An impassioned argument for observance of the Christian Sabbath on Saturday.
McCarver (Is Buffy in Heaven?, 2012) enjoins the ancient Sabbatarian argument with an unusual level of fervor. His overarching claim is that the Catholic Church changed the weekly Christian Sabbath from Saturday to Sunday against scriptural evidence, and that most Protestant churches have not corrected, or even noticed, this error. Readers may have a hard time grasping McCarver’s main point until well into the book, as he first focuses on the larger issues of obedience and perception. For example, he sees the Sabbath day issue as a prime example of widespread disobedience to God, and as a test of each Christian’s resolve to reject false teachings. As he gravely notes, “Purposeful and willful disobedience (which is rebellion) against the standard of God’s righteousness will keep you out of his kingdom!” McCarver begins by rejecting the idea that Sunday commemorates the day of Jesus’ resurrection, instead providing a detailed alternative reading of Scripture that asserts that the resurrection occurred on a Saturday. Further, he argues against the idea that Christians are free from Sabbath Law as defined for Judaism (such as dietary laws) by stating that Old Testament scriptures, Jesus’ teachings, and original church practice all retained it unchanged. He concludes that the church must “eradicate the venom of the lie.” Many readers, reflecting upon current practices, will ask why McCarver focuses so vehemently on the day of the week, yet says very little about believers’ lack of Sabbath observance at all on Saturday or Sunday. This would seem to be a natural point to make, in addition to stating his belief in Saturday observance. Although some readers may be aware that the question of the Sabbath’s proper day has arisen through church history, few will have thought much about it, and McCarver’s zeal—not to mention his lengthy mathematic and scientific explanations, especially in Chapters 6 and 7—may be overwhelming and even off-putting.

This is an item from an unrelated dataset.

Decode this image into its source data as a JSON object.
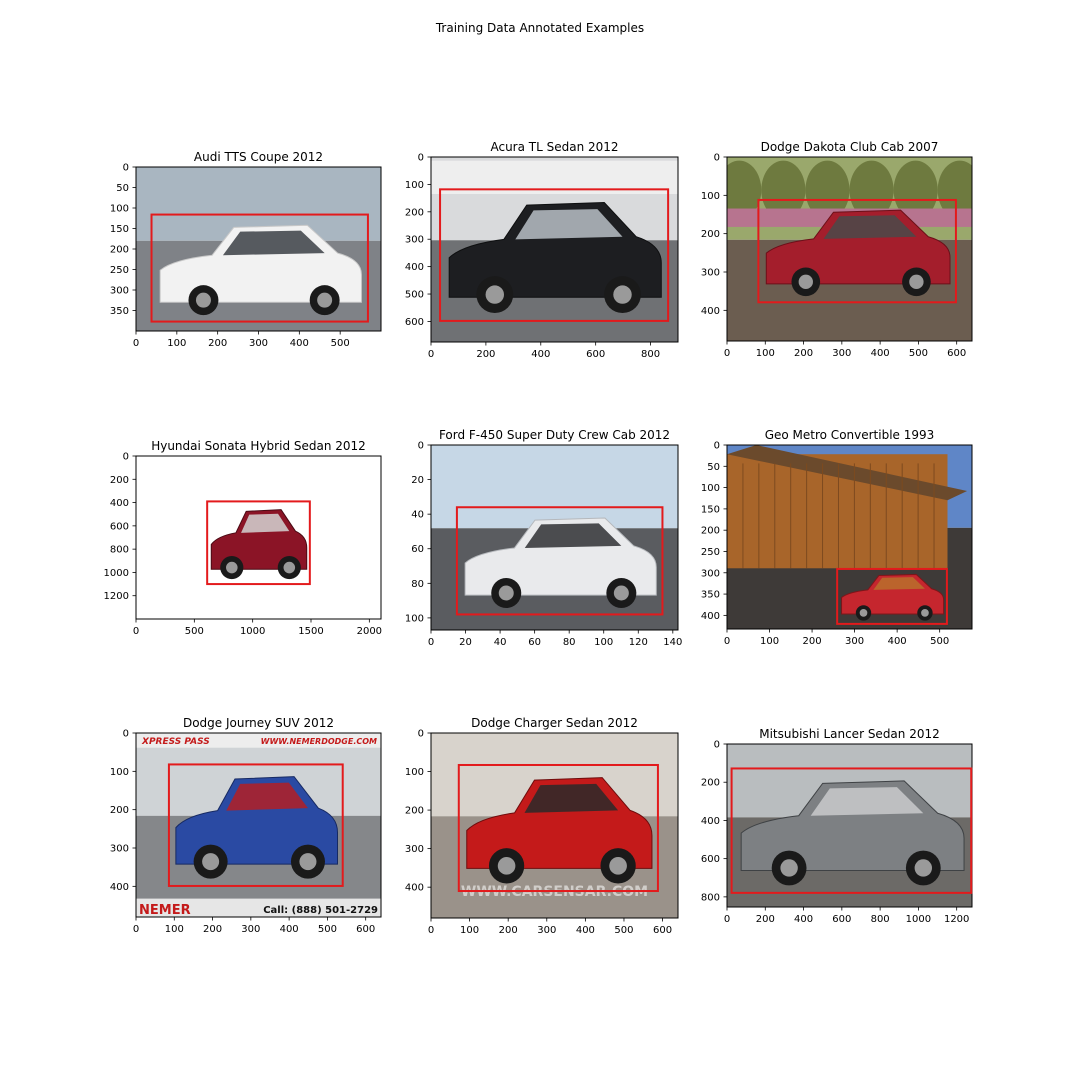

Detailed and fervent, yet likely to ring hollow for many contemporary Christians.